WHAT IS NEEDED
Keep only the lines of the data below that contain "heading", and copy them.

Page and application data records
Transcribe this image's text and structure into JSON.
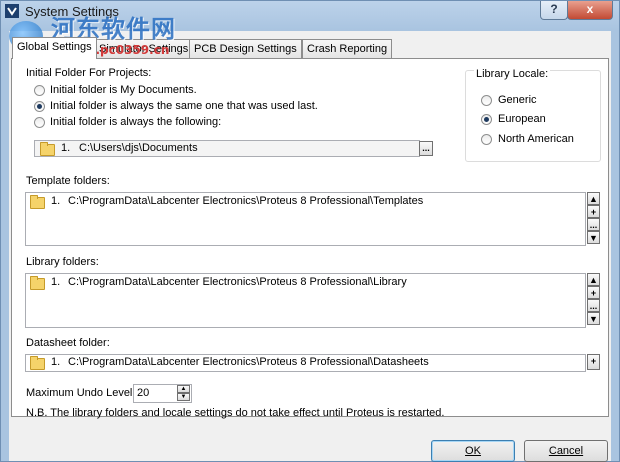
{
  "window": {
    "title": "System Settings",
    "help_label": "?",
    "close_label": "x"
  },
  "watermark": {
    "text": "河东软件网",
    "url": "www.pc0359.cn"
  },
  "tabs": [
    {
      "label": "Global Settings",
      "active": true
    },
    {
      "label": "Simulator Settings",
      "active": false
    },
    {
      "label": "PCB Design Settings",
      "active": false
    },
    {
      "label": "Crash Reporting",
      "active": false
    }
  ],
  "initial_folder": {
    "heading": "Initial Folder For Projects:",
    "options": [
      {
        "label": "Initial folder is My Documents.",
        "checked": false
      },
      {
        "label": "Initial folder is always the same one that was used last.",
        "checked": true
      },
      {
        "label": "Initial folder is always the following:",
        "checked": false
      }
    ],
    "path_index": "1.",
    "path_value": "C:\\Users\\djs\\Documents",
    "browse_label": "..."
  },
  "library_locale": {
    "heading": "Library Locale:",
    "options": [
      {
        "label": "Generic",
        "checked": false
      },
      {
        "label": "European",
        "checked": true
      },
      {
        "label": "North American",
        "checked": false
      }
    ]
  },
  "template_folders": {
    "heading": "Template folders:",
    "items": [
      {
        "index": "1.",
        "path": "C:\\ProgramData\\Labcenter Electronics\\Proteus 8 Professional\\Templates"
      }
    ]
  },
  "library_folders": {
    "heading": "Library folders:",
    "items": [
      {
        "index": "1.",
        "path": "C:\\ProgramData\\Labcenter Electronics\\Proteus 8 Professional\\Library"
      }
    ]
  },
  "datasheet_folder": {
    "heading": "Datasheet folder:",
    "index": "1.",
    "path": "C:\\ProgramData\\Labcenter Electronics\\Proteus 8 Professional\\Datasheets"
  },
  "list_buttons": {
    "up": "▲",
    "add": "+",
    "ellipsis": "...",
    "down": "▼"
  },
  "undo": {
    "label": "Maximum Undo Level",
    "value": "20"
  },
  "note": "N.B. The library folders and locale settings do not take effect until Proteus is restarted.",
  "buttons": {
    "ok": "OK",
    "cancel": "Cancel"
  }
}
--
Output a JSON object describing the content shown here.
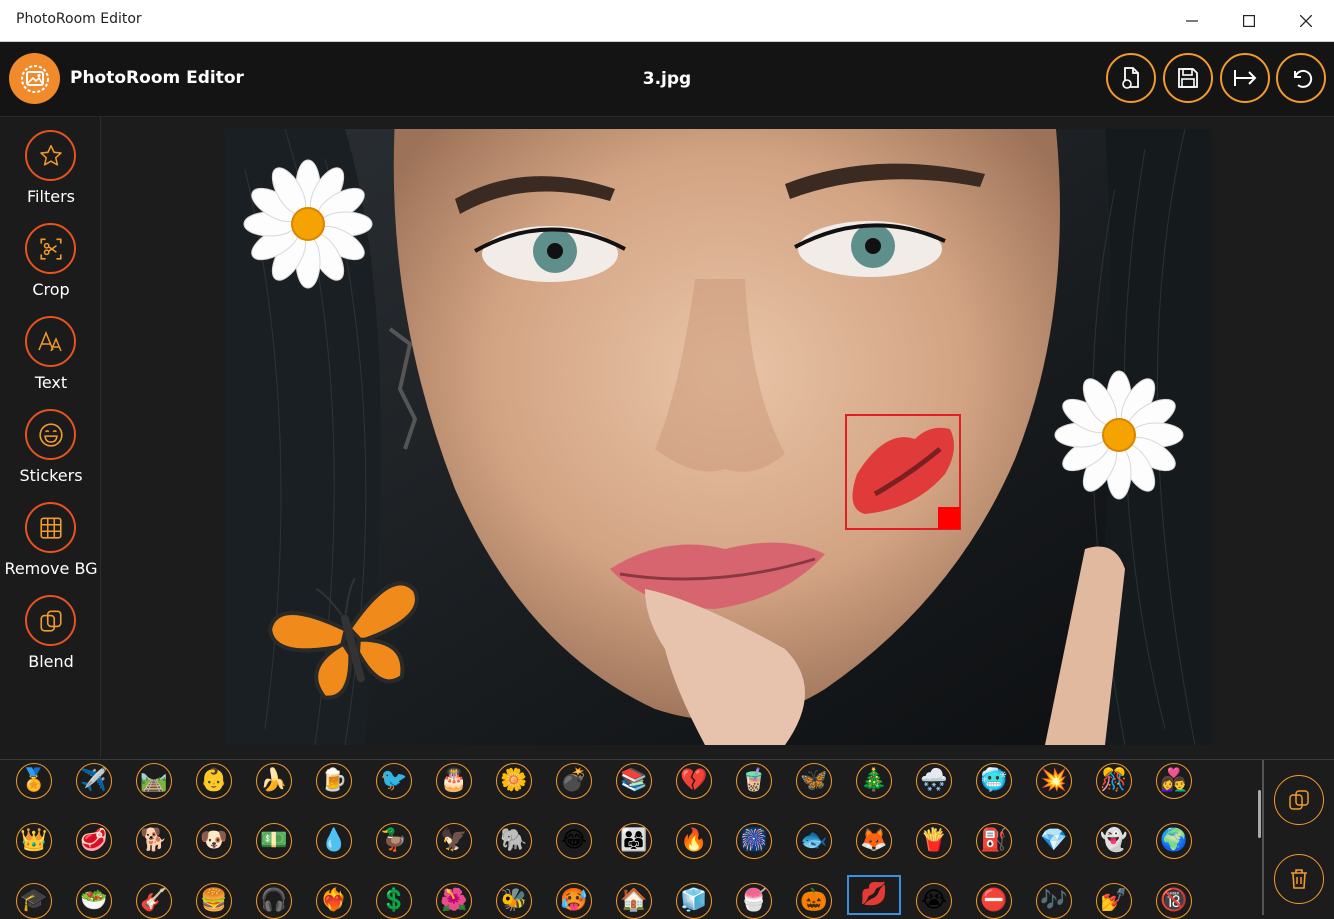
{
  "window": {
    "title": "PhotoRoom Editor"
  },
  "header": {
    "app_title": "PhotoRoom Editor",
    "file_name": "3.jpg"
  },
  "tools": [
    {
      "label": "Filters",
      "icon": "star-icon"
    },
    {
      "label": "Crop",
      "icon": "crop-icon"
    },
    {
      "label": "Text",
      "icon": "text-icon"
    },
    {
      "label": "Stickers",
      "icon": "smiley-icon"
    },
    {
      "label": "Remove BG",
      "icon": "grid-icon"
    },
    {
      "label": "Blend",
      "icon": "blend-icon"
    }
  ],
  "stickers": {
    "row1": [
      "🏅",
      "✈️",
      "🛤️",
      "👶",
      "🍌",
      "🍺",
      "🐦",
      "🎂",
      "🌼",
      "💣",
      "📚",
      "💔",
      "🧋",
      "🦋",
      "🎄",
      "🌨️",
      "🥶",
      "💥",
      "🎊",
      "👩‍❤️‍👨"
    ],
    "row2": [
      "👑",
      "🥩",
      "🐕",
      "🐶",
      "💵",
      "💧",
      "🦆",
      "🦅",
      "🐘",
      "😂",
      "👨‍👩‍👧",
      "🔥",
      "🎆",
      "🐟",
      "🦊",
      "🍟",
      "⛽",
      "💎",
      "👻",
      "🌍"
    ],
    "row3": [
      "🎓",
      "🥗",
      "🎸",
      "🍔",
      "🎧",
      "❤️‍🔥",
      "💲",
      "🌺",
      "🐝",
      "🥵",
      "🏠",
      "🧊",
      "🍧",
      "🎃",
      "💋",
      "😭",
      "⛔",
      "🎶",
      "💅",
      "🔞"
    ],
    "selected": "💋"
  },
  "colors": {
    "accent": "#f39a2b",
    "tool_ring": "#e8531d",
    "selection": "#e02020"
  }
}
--
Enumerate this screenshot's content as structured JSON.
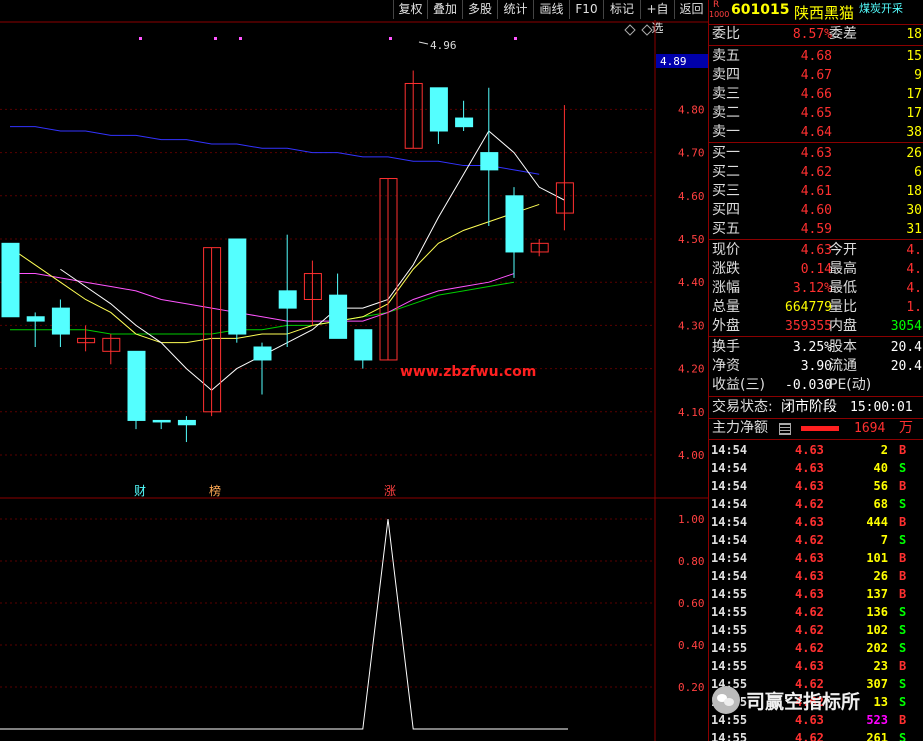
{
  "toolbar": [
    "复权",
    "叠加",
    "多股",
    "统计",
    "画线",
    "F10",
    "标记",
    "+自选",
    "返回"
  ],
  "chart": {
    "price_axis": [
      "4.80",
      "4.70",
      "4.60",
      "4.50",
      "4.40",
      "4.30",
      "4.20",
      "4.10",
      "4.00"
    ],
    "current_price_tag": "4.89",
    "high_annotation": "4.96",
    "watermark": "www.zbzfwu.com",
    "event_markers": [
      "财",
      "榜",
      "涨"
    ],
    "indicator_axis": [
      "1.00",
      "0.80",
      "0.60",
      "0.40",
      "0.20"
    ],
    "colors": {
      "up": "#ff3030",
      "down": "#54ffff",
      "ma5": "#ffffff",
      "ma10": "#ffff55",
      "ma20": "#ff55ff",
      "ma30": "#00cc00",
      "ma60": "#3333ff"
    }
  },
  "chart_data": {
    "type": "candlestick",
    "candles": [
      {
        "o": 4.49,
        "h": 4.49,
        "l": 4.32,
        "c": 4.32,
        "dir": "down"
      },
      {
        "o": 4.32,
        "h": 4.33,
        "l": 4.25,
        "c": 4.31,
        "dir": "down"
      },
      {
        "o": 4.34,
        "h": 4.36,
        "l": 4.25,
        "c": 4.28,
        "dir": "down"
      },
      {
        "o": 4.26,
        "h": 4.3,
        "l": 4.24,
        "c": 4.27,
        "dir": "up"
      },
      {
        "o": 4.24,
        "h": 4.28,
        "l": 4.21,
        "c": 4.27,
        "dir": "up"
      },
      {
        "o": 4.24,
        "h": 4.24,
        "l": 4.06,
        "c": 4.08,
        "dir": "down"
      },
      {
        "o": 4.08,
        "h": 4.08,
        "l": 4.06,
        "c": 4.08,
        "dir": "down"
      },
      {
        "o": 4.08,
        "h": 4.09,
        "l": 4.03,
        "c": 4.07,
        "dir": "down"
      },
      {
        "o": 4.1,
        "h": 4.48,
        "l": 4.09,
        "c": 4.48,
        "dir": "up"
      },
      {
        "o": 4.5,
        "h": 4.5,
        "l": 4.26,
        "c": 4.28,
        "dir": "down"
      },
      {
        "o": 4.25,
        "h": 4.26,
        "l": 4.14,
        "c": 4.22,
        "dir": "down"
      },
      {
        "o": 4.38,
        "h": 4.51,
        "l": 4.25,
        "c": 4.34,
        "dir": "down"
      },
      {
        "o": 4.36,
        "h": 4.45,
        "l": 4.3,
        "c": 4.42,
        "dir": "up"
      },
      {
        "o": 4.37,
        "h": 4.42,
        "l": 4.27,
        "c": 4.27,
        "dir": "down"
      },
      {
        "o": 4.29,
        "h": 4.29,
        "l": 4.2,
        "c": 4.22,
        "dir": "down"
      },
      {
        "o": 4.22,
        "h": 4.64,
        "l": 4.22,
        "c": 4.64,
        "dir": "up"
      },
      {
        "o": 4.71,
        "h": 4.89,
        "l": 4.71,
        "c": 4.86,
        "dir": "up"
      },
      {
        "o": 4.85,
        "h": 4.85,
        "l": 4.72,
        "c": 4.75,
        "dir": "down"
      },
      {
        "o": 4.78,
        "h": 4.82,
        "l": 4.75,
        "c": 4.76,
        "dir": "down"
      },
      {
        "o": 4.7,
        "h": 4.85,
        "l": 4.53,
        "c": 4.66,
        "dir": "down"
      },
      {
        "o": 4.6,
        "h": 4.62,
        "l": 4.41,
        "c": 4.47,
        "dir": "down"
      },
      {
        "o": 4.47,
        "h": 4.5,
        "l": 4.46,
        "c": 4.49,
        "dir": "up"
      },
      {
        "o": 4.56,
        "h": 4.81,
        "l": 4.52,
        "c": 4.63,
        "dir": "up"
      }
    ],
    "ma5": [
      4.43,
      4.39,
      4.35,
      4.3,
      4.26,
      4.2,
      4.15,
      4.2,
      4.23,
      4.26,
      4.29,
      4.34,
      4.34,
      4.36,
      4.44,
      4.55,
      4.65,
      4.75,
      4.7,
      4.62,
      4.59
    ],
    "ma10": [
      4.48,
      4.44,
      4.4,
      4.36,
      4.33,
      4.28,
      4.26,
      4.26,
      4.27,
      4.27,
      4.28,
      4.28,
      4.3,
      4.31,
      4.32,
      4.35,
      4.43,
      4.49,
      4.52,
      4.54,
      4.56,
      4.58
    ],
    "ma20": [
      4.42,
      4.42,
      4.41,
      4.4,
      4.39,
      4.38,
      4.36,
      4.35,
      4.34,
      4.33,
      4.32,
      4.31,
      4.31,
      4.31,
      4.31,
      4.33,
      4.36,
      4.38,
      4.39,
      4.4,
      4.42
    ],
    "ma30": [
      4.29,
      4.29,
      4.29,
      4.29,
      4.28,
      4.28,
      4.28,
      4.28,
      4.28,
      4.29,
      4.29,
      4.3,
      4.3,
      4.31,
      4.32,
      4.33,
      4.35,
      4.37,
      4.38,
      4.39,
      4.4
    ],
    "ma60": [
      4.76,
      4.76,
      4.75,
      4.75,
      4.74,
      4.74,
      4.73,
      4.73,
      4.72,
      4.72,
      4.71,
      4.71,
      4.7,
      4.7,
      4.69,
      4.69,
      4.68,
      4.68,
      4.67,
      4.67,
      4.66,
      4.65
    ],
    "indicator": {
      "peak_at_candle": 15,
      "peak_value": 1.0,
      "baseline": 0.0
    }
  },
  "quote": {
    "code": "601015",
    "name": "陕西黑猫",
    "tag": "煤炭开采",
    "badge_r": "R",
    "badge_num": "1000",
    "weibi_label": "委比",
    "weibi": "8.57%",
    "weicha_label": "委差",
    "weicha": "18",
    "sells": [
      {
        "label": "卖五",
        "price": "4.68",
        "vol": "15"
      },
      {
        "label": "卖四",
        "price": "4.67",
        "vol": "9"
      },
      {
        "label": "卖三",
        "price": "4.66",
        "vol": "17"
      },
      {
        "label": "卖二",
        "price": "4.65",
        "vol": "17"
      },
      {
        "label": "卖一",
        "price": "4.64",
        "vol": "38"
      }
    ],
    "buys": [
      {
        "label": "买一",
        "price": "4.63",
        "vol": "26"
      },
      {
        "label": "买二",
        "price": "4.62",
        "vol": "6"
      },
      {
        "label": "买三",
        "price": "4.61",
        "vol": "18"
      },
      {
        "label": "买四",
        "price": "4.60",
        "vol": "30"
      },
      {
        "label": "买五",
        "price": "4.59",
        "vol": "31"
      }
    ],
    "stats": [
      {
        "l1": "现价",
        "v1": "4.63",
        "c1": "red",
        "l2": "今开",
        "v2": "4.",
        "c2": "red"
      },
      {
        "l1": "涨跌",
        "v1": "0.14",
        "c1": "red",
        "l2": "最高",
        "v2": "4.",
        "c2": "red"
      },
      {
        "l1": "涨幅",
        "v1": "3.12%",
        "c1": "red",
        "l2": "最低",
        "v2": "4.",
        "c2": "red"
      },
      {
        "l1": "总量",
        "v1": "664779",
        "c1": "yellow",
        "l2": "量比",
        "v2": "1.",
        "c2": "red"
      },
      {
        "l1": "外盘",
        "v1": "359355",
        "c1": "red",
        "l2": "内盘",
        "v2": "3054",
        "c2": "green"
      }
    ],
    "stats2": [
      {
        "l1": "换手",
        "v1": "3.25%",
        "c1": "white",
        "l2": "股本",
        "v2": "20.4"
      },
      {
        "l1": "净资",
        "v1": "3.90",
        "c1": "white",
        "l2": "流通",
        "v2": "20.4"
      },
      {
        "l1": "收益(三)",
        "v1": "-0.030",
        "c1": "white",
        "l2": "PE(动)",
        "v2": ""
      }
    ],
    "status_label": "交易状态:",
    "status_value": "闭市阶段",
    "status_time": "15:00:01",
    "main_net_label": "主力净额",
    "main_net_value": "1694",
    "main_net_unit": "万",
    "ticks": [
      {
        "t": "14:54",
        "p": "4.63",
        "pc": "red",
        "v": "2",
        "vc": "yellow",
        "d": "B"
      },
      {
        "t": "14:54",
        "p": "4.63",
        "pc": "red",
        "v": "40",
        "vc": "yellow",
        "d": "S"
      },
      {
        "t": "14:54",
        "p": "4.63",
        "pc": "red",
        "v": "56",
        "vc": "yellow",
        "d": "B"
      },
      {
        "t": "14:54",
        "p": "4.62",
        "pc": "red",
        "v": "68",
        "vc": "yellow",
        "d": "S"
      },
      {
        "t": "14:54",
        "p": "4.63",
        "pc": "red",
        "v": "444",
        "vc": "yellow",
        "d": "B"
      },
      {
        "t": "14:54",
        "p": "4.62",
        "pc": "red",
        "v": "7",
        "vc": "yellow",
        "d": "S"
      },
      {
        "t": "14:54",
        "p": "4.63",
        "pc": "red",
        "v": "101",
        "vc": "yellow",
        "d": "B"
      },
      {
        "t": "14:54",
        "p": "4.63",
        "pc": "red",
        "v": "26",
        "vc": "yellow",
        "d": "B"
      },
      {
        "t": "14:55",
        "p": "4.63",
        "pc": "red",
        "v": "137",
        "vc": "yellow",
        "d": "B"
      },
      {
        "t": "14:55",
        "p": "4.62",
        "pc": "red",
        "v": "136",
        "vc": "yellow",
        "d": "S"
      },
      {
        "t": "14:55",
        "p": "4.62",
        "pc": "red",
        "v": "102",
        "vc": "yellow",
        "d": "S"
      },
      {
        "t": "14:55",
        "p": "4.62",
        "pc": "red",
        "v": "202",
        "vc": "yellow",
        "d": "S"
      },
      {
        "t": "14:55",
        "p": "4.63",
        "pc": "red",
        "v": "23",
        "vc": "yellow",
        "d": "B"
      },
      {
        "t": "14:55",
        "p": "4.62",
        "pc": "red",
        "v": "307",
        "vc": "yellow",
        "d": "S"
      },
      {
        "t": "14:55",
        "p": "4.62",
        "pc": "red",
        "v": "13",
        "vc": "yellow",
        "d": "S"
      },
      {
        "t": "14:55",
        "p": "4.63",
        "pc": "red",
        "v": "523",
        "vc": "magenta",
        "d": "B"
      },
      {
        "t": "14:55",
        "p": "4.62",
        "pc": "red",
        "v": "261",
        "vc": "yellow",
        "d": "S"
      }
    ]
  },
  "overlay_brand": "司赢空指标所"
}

FINAL ANSWER
    "heading": "Initial Folder For Projects:",
    "heading": "Library Locale:",
    "heading": "Template folders:",
    "heading": "Library folders:",
    "heading": "Datasheet folder:",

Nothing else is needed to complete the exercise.